    Sochi officials aren’t going into detail on what is happening to the diminishing number of stray dogs in the Olympic village, simply stating they are being taken to a “special shelter.”

    “When we first arrived, [stray dogs] were everywhere,” said NBC Chicago reporter Rob Elgas in Sochi. “Today there are far fewer dogs roaming the streets.”

    Chicago-Area Athletes Get Acclimated to Sochi

    [CHI] Chicago-Area Athletes Get Acclimated to Sochi
    NBC 5's Rob Elgas spotted local speedskaters and female hockey players on the ice Tuesday. (Published Friday, Feb. 7, 2014)

    Officials were cryptic in their response to reports of stray dogs being “exterminated.”

    “They have a special shelter for the stray dogs,” said Aleksandra Kosterin, the head of communications for the Sochi organizing committee. “They actually catch them, they make a medical examination on whether the dogs are ill or not. So there is a special pest control, or stray dog service.”

    A pest control company which has been killing stray dogs in Sochi for years told The Associated Press that it has a contract to exterminate more of the animals throughout the Olympics.

    Alexei Sorokin, director general of pest control firm Basya Services, said his company is involved in what he described as the "catching and disposing" of dogs. Sorokin refused to specify whether they shoot or poison dogs or say where they take the carcasses.

    Sergei Krivonosov, a lawmaker from the Krasnodar region, last year supported the dog culling.

    Krivonosov said taking the dogs off the street was Russia's "responsibility to the international community and that their elimination is the quickest way to solve this problem." He conceded, however, that this is "not the most humane way" of dealing with the problem and said that authorities should encourage dog shelters.

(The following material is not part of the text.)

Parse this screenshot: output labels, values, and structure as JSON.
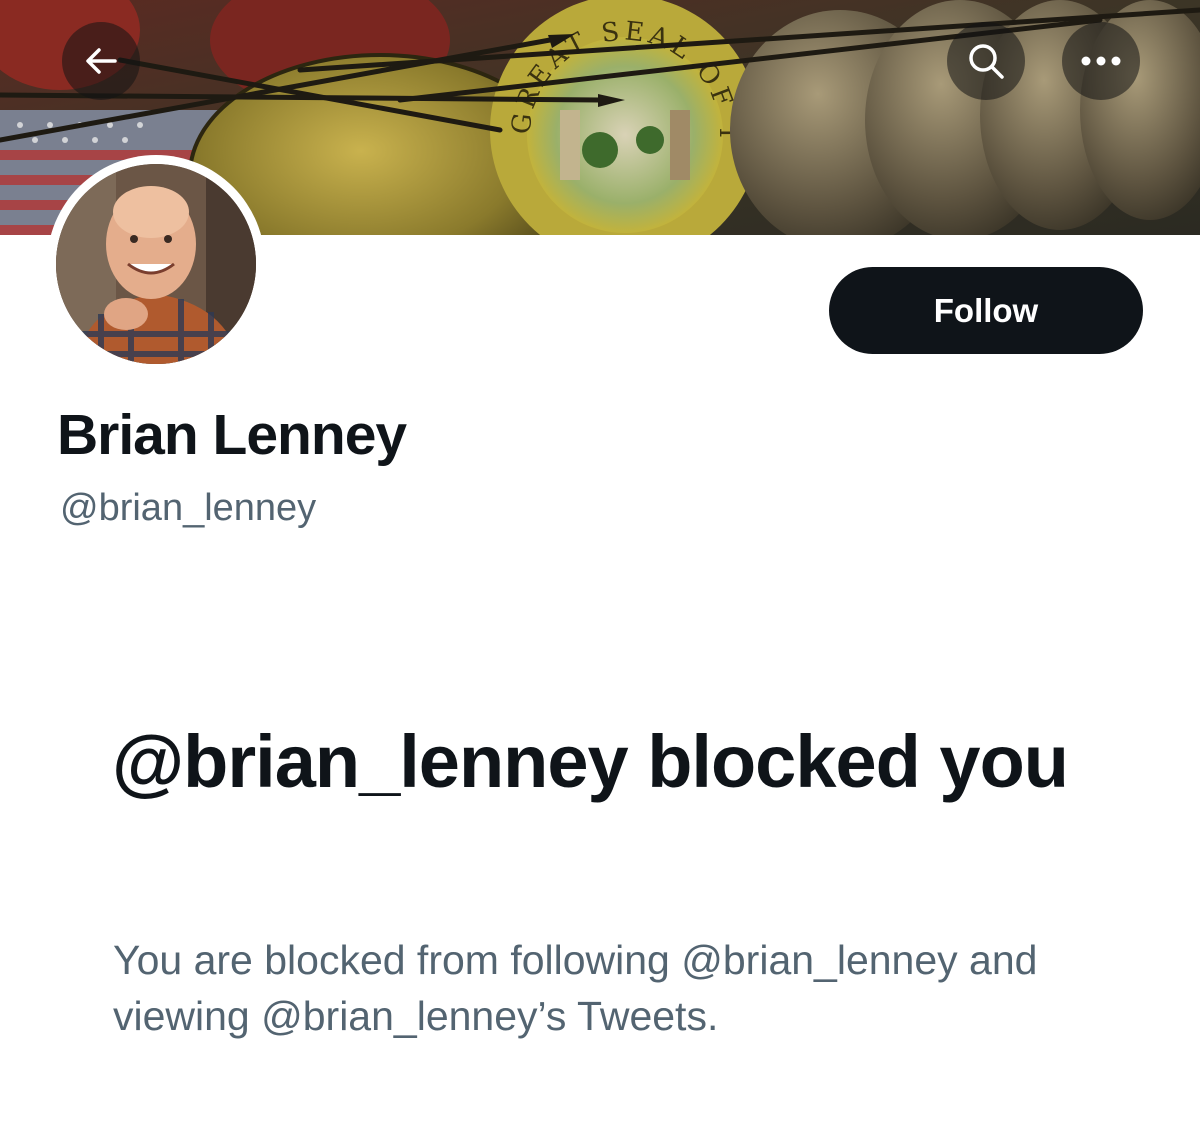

    Sochi city hall last year announced a contract "to catch and dispose" of stray dogs in Sochi but animal activists vehemently protested the move. Authorities pledged to give up the practice and build animal shelters for stray dogs instead.

    Activists say there is no evidence that a shelter has been built. The city hall would not immediately respond to the AP's calls and emails seeking comment.

    Shooting stray dogs has been common practice in many Russian regions despite activists' efforts to push authorities for more humane ways of dealing with the issue.

    One thing is certain--the number of stray dogs in Sochi is dropping.
    “There are no dogs remaining in the village that I have seen,” said Daniel Merkley, the director of Olympic village. “If there are, I’m not aware of them.”